The basic activities of Fannie Mae in the secondary mortgage market:
Fannie Mae and Freddie Mac have had a vast array of effects on the housing finance system of the U.S.
• Their first impact was to bring much-needed liquidity to housing finance.
• A second effect was to standardize the documents and procedures in home mortgage lending.
• A third effect has been to encourage greater efficiency and flexibility in the process of home mortgage lending.
• Another effect has been to broaden the range of households able to obtain mortgage financing through more sophisticated and effective loan underwriting.
• Finally, they have had a great effect on the types of loans presently available to homeowners.
Through all of this the Government-Sponsored Enterprises (GSEs) have reduced the interest rates and costs of borrowing for homeowners.
A forward commitment is a commitment now to sell/buy something in the future at a price set now.
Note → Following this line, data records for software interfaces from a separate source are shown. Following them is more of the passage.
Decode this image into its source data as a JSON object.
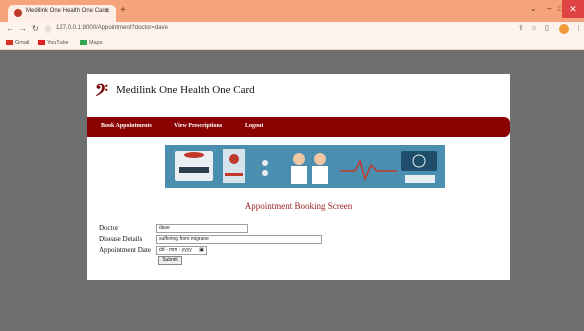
{
  "browser": {
    "tab_title": "Medilink One Health One Card",
    "url": "127.0.0.1:8000/Appointment?doctor=dave",
    "bookmarks": [
      "Gmail",
      "YouTube",
      "Maps"
    ]
  },
  "page": {
    "brand": "Medilink One Health One Card",
    "nav": [
      "Book Appointments",
      "View Prescriptions",
      "Logout"
    ],
    "heading": "Appointment Booking Screen"
  },
  "form": {
    "doctor_label": "Doctor",
    "doctor_value": "dave",
    "disease_label": "Disease Details",
    "disease_value": "suffering from migrane",
    "date_label": "Appointment Date",
    "date_placeholder": "dd - mm - yyyy",
    "submit_label": "Submit"
  },
  "colors": {
    "navbar": "#8b0000",
    "heading": "#9b1c1c",
    "background": "#6f6f6f"
  }
}
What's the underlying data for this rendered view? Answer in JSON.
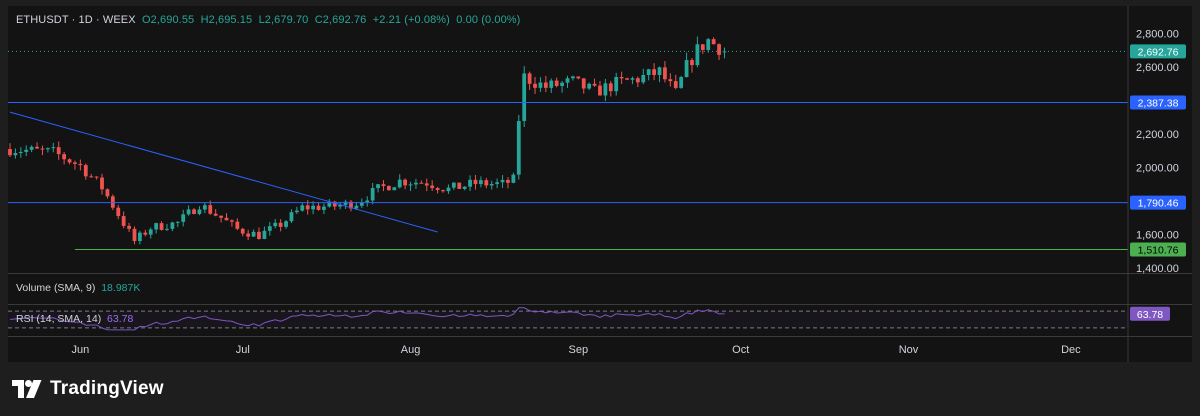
{
  "header": {
    "symbol": "ETHUSDT",
    "interval": "1D",
    "exchange": "WEEX",
    "open": "O2,690.55",
    "high": "H2,695.15",
    "low": "L2,679.70",
    "close": "C2,692.76",
    "change": "+2.21 (+0.08%)",
    "extra": "0.00 (0.00%)"
  },
  "volume_pane": {
    "label": "Volume (SMA, 9)",
    "value": "18.987K"
  },
  "rsi_pane": {
    "label": "RSI (14, SMA, 14)",
    "value": "63.78",
    "badge": "63.78"
  },
  "price_axis": {
    "ticks": [
      "2,800.00",
      "2,600.00",
      "2,200.00",
      "2,000.00",
      "1,600.00",
      "1,400.00"
    ]
  },
  "time_axis": {
    "ticks": [
      "Jun",
      "Jul",
      "Aug",
      "Sep",
      "Oct",
      "Nov",
      "Dec"
    ]
  },
  "badges": {
    "last_price": "2,692.76",
    "level_1": "2,387.38",
    "level_2": "1,790.46",
    "level_3": "1,510.76"
  },
  "branding": {
    "logo_text": "TradingView"
  },
  "colors": {
    "up": "#26a69a",
    "down": "#ef5350",
    "background": "#1e1e1e",
    "panel": "#131313",
    "blue_line": "#2962ff",
    "green_line": "#4caf50",
    "rsi": "#7e57c2"
  },
  "chart_data": {
    "type": "candlestick",
    "symbol": "ETHUSDT",
    "interval": "1D",
    "x_range": [
      "2024-05-19",
      "2024-12-11"
    ],
    "ylim": [
      1400,
      2880
    ],
    "y_ticks": [
      2800,
      2600,
      2200,
      2000,
      1600,
      1400
    ],
    "x_ticks": [
      "2024-06-01",
      "2024-07-01",
      "2024-08-01",
      "2024-09-01",
      "2024-10-01",
      "2024-11-01",
      "2024-12-01"
    ],
    "last_close": 2692.76,
    "horizontal_levels": [
      2387.38,
      1790.46,
      1510.76
    ],
    "trendline": {
      "from": [
        "2024-05-19",
        2330
      ],
      "to": [
        "2024-08-06",
        1615
      ]
    },
    "support_line": {
      "from": [
        "2024-05-31",
        1510.76
      ],
      "to": [
        "2024-12-11",
        1510.76
      ]
    },
    "anchors": [
      [
        "2024-05-19",
        2110
      ],
      [
        "2024-05-27",
        2090
      ],
      [
        "2024-06-01",
        2010
      ],
      [
        "2024-06-05",
        1880
      ],
      [
        "2024-06-08",
        1720
      ],
      [
        "2024-06-11",
        1560
      ],
      [
        "2024-06-14",
        1640
      ],
      [
        "2024-06-19",
        1670
      ],
      [
        "2024-06-23",
        1780
      ],
      [
        "2024-06-27",
        1700
      ],
      [
        "2024-06-30",
        1630
      ],
      [
        "2024-07-04",
        1595
      ],
      [
        "2024-07-08",
        1660
      ],
      [
        "2024-07-12",
        1760
      ],
      [
        "2024-07-18",
        1770
      ],
      [
        "2024-07-22",
        1790
      ],
      [
        "2024-07-26",
        1870
      ],
      [
        "2024-07-30",
        1920
      ],
      [
        "2024-08-04",
        1910
      ],
      [
        "2024-08-08",
        1870
      ],
      [
        "2024-08-13",
        1905
      ],
      [
        "2024-08-18",
        1900
      ],
      [
        "2024-08-20",
        1925
      ],
      [
        "2024-08-21",
        2290
      ],
      [
        "2024-08-22",
        2540
      ],
      [
        "2024-08-26",
        2480
      ],
      [
        "2024-08-31",
        2510
      ],
      [
        "2024-09-04",
        2450
      ],
      [
        "2024-09-08",
        2500
      ],
      [
        "2024-09-12",
        2530
      ],
      [
        "2024-09-16",
        2570
      ],
      [
        "2024-09-19",
        2440
      ],
      [
        "2024-09-21",
        2600
      ],
      [
        "2024-09-23",
        2700
      ],
      [
        "2024-09-25",
        2760
      ],
      [
        "2024-09-28",
        2692.76
      ]
    ],
    "rsi": {
      "value": 63.78,
      "levels": [
        70,
        30
      ]
    },
    "volume_sma_9": "18.987K"
  }
}
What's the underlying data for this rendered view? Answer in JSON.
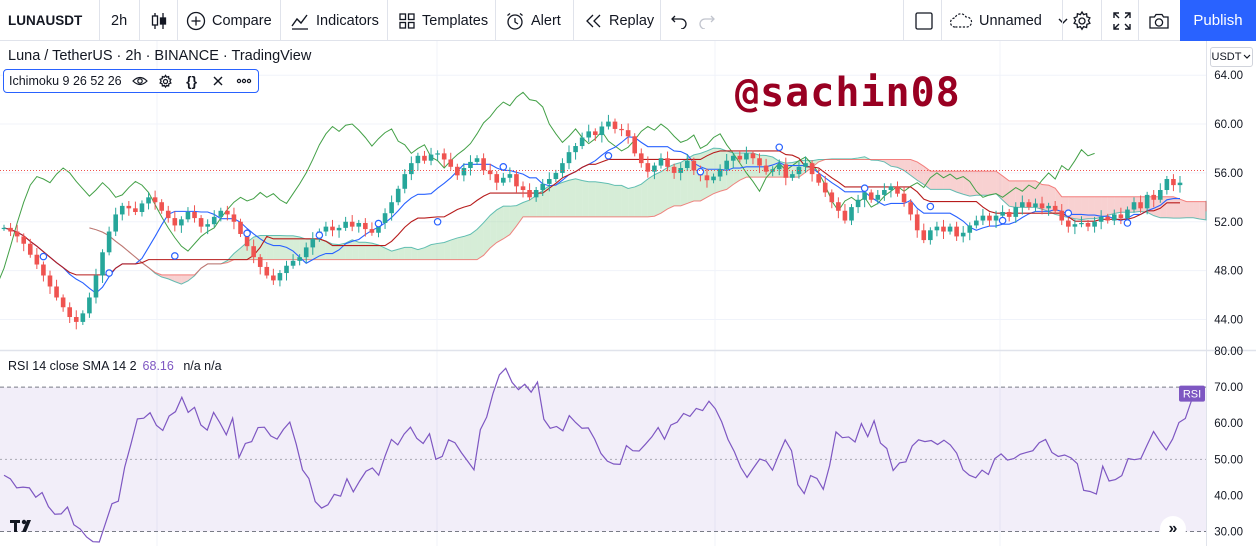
{
  "toolbar": {
    "symbol": "LUNAUSDT",
    "interval": "2h",
    "compare_label": "Compare",
    "indicators_label": "Indicators",
    "templates_label": "Templates",
    "alert_label": "Alert",
    "replay_label": "Replay",
    "layout_name": "Unnamed",
    "publish_label": "Publish"
  },
  "legend": {
    "title": "Luna / TetherUS · 2h · BINANCE · TradingView",
    "ichimoku_name": "Ichimoku",
    "ichimoku_params": "9 26 52 26"
  },
  "watermark": "@sachin08",
  "rsi_legend": {
    "label": "RSI 14 close SMA 14 2",
    "value": "68.16",
    "extra": "n/a n/a",
    "badge": "RSI"
  },
  "price_scale": {
    "currency": "USDT"
  },
  "colors": {
    "up": "#26a69a",
    "down": "#ef5350",
    "tenkan": "#2962ff",
    "kijun": "#b71c1c",
    "lagging": "#43a047",
    "cloud_bull": "#a5d6a7",
    "cloud_bear": "#ef9a9a",
    "rsi": "#7e57c2",
    "accent": "#2962ff"
  },
  "chart_data": {
    "type": "candlestick",
    "price_axis": {
      "ticks": [
        "64.00",
        "60.00",
        "56.00",
        "52.00",
        "48.00",
        "44.00"
      ],
      "range": [
        41.5,
        66.8
      ]
    },
    "rsi_axis": {
      "ticks": [
        "80.00",
        "70.00",
        "60.00",
        "50.00",
        "40.00",
        "30.00"
      ],
      "range": [
        26,
        80
      ],
      "bands": [
        30,
        70
      ],
      "mid": 50
    },
    "last_price": 56.2,
    "closes": [
      51.5,
      51.2,
      50.8,
      50.2,
      49.3,
      48.5,
      47.6,
      46.7,
      45.8,
      45.0,
      44.2,
      43.8,
      44.5,
      45.8,
      47.6,
      49.5,
      51.2,
      52.6,
      53.3,
      53.1,
      52.8,
      53.5,
      54.0,
      53.6,
      52.9,
      52.3,
      51.7,
      52.2,
      52.8,
      52.3,
      51.6,
      51.8,
      52.4,
      52.9,
      52.6,
      52.0,
      51.0,
      50.0,
      49.1,
      48.3,
      47.6,
      47.2,
      47.8,
      48.4,
      48.8,
      49.1,
      49.9,
      50.6,
      51.2,
      51.6,
      51.3,
      51.5,
      52.0,
      51.6,
      51.9,
      51.4,
      51.1,
      51.9,
      52.7,
      53.6,
      54.7,
      55.9,
      56.8,
      57.4,
      57.0,
      57.5,
      57.6,
      57.1,
      56.5,
      55.8,
      56.4,
      56.9,
      57.2,
      56.2,
      55.9,
      55.2,
      55.6,
      55.9,
      54.9,
      54.6,
      54.0,
      54.6,
      55.1,
      55.5,
      56.0,
      56.8,
      57.7,
      58.2,
      58.9,
      59.4,
      59.1,
      59.8,
      60.2,
      59.6,
      59.5,
      59.0,
      57.6,
      56.8,
      56.1,
      56.6,
      57.2,
      56.5,
      56.0,
      56.4,
      57.0,
      56.2,
      55.8,
      55.4,
      55.7,
      56.3,
      57.0,
      57.4,
      57.1,
      57.6,
      57.2,
      56.6,
      56.1,
      56.3,
      56.7,
      55.6,
      55.9,
      56.5,
      56.8,
      55.9,
      55.2,
      54.4,
      53.6,
      52.9,
      52.1,
      53.2,
      53.8,
      54.4,
      53.8,
      54.2,
      54.6,
      54.9,
      54.3,
      53.6,
      52.6,
      51.3,
      50.5,
      51.3,
      51.6,
      51.2,
      51.6,
      50.8,
      51.1,
      51.7,
      52.1,
      52.5,
      52.1,
      52.5,
      52.8,
      52.4,
      53.2,
      53.6,
      53.2,
      53.5,
      53.1,
      53.3,
      52.9,
      52.1,
      51.6,
      51.8,
      51.9,
      51.6,
      52.0,
      52.4,
      52.1,
      52.6,
      52.3,
      53.0,
      53.6,
      53.1,
      54.2,
      53.8,
      54.6,
      55.5,
      55.0,
      55.2
    ],
    "rsi": [
      45.6,
      44.6,
      42.1,
      42.3,
      42.1,
      39.5,
      40.8,
      36.9,
      34.8,
      34.9,
      36.8,
      31.9,
      30.7,
      28.5,
      27.2,
      27.1,
      32.4,
      37.7,
      38.4,
      47.8,
      54.3,
      61.2,
      61.4,
      62.9,
      59.4,
      58.0,
      62.0,
      63.2,
      67.2,
      63.0,
      64.4,
      59.5,
      58.1,
      63.0,
      60.1,
      56.8,
      61.4,
      50.5,
      54.4,
      54.9,
      58.8,
      58.9,
      56.5,
      55.6,
      58.3,
      60.3,
      54.3,
      47.1,
      44.7,
      38.3,
      36.5,
      37.4,
      40.3,
      39.8,
      44.6,
      41.0,
      44.0,
      46.7,
      47.6,
      45.6,
      50.9,
      55.5,
      54.0,
      57.0,
      58.9,
      55.8,
      54.4,
      57.1,
      50.0,
      50.8,
      55.4,
      54.6,
      51.9,
      49.5,
      47.1,
      58.2,
      61.7,
      68.3,
      73.4,
      75.2,
      71.3,
      69.3,
      70.8,
      68.6,
      71.4,
      61.1,
      58.6,
      59.1,
      57.9,
      62.1,
      60.2,
      58.6,
      58.7,
      55.6,
      51.6,
      49.5,
      48.7,
      48.6,
      53.8,
      52.4,
      52.3,
      54.2,
      56.2,
      58.8,
      55.6,
      59.5,
      60.3,
      62.7,
      61.9,
      64.1,
      63.5,
      66.1,
      64.0,
      60.4,
      55.5,
      52.1,
      47.8,
      45.0,
      47.6,
      50.1,
      49.5,
      47.0,
      51.3,
      55.4,
      52.4,
      43.0,
      40.5,
      45.5,
      44.7,
      41.7,
      48.3,
      57.6,
      56.0,
      56.2,
      54.8,
      59.9,
      56.3,
      60.7,
      54.5,
      53.0,
      46.9,
      49.0,
      49.3,
      53.7,
      55.4,
      54.9,
      55.2,
      54.1,
      55.3,
      54.0,
      51.7,
      47.1,
      45.6,
      44.9,
      47.0,
      45.8,
      50.2,
      51.5,
      49.8,
      50.2,
      51.4,
      51.9,
      52.4,
      54.6,
      55.5,
      51.9,
      50.8,
      51.2,
      50.4,
      48.8,
      41.4,
      41.1,
      40.4,
      48.1,
      44.0,
      44.4,
      45.5,
      50.2,
      49.9,
      50.2,
      54.0,
      57.7,
      55.0,
      52.6,
      55.6,
      60.2,
      61.3,
      66.4,
      68.2
    ]
  }
}
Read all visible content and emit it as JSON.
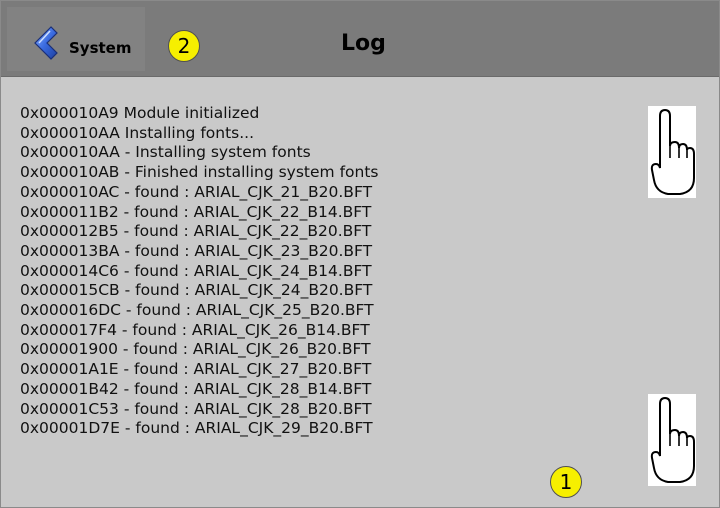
{
  "header": {
    "back_label": "System",
    "title": "Log",
    "badge": "2"
  },
  "footer_badge": "1",
  "log_lines": [
    "0x000010A9 Module initialized",
    "0x000010AA Installing fonts...",
    "0x000010AA - Installing system fonts",
    "0x000010AB - Finished installing system fonts",
    "0x000010AC - found : ARIAL_CJK_21_B20.BFT",
    "0x000011B2 - found : ARIAL_CJK_22_B14.BFT",
    "0x000012B5 - found : ARIAL_CJK_22_B20.BFT",
    "0x000013BA - found : ARIAL_CJK_23_B20.BFT",
    "0x000014C6 - found : ARIAL_CJK_24_B14.BFT",
    "0x000015CB - found : ARIAL_CJK_24_B20.BFT",
    "0x000016DC - found : ARIAL_CJK_25_B20.BFT",
    "0x000017F4 - found : ARIAL_CJK_26_B14.BFT",
    "0x00001900 - found : ARIAL_CJK_26_B20.BFT",
    "0x00001A1E - found : ARIAL_CJK_27_B20.BFT",
    "0x00001B42 - found : ARIAL_CJK_28_B14.BFT",
    "0x00001C53 - found : ARIAL_CJK_28_B20.BFT",
    "0x00001D7E - found : ARIAL_CJK_29_B20.BFT"
  ],
  "icons": {
    "back": "chevron-left-icon",
    "hand": "pointing-hand-icon"
  },
  "colors": {
    "titlebar": "#7b7b7b",
    "background": "#c9c9c9",
    "badge": "#f6ef00",
    "arrow": "#2f5fd0"
  }
}
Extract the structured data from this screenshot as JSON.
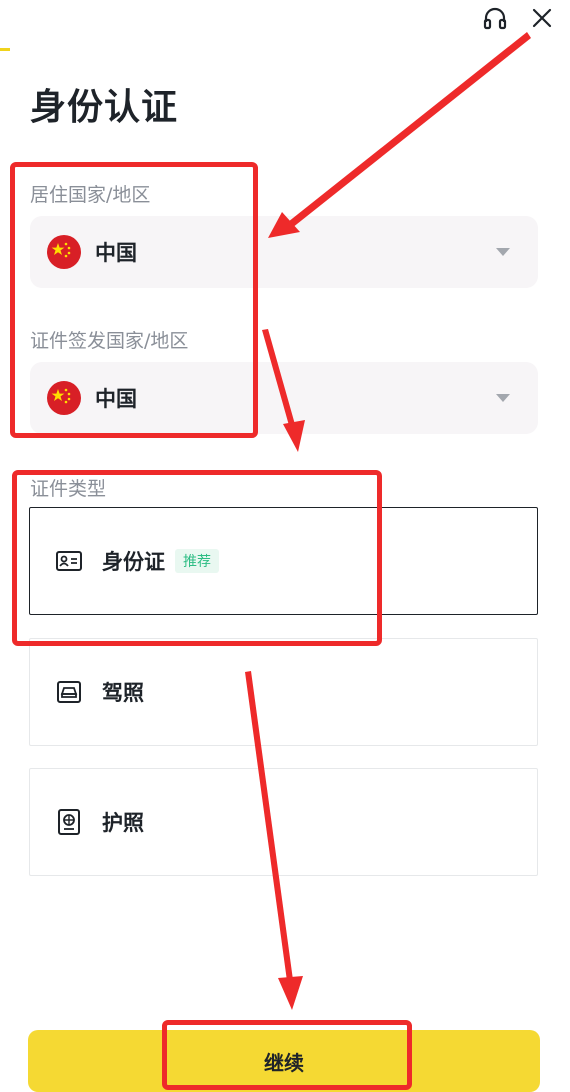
{
  "header": {
    "title": "身份认证",
    "support_icon": "headset-icon",
    "close_icon": "close-icon"
  },
  "residence": {
    "label": "居住国家/地区",
    "value": "中国",
    "flag_icon": "china-flag-icon"
  },
  "issuing": {
    "label": "证件签发国家/地区",
    "value": "中国",
    "flag_icon": "china-flag-icon"
  },
  "document_type": {
    "label": "证件类型",
    "options": [
      {
        "label": "身份证",
        "badge": "推荐",
        "icon": "id-card-icon",
        "selected": true
      },
      {
        "label": "驾照",
        "icon": "car-icon",
        "selected": false
      },
      {
        "label": "护照",
        "icon": "passport-icon",
        "selected": false
      }
    ]
  },
  "actions": {
    "continue_label": "继续"
  },
  "colors": {
    "accent_yellow": "#f5d933",
    "annotation_red": "#ee2a2a",
    "badge_green": "#2ebd85",
    "flag_red": "#d81f26"
  }
}
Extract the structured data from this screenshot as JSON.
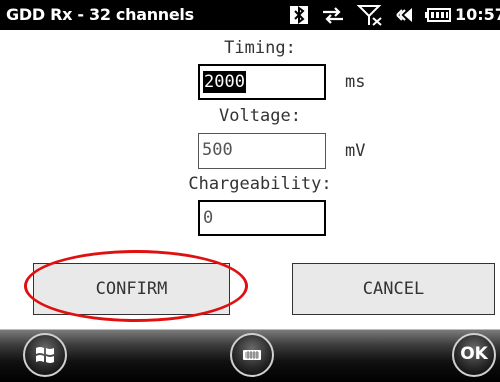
{
  "titlebar": {
    "app_title": "GDD Rx - 32 channels",
    "clock": "10:57",
    "icons": [
      "bluetooth-icon",
      "sync-arrows-icon",
      "no-signal-icon",
      "speaker-icon",
      "battery-icon"
    ]
  },
  "form": {
    "timing": {
      "label": "Timing:",
      "value": "2000",
      "unit": "ms"
    },
    "voltage": {
      "label": "Voltage:",
      "value": "500",
      "unit": "mV"
    },
    "chargeability": {
      "label": "Chargeability:",
      "value": "0"
    }
  },
  "buttons": {
    "confirm": "CONFIRM",
    "cancel": "CANCEL"
  },
  "taskbar": {
    "ok_label": "OK",
    "icons": [
      "windows-start-icon",
      "keyboard-icon",
      "ok-icon"
    ]
  },
  "colors": {
    "highlight": "#e01010",
    "titlebar": "#000000"
  }
}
The commitment is mandatory; that is, the parties must complete the transaction. A standby forward commitment is the same arrangement except that one party, usually the seller, has the option of completing the transaction (delivering) or abandoning the contract.
Mortgage bankers use forward commitments to hedge against price changes on loans. This commitment obligates the secondary market investor to purchase, and the mortgage banker to sell, a pre-specified dollar amount of a certain type of loan. It is used for loans that are sure to be originated.
Standby forward commitments hedge price changes for loans that may or may not be originated. Standby forward commitments from secondary market investors give lenders the right, but not the obligation, to sell a certain dollar amount of a certain loan type to the issuer of the standby commitment.
Affordable housing loans include a low down payment requirement and allow for extensive flexibility in one of the "three Cs" of underwriting, while maintaining the other two at more normal standards. Therefore, three factors involved in qualifying for a loan may be relaxed: the loan-to-value ratio, credit qualifications, and payment capacity.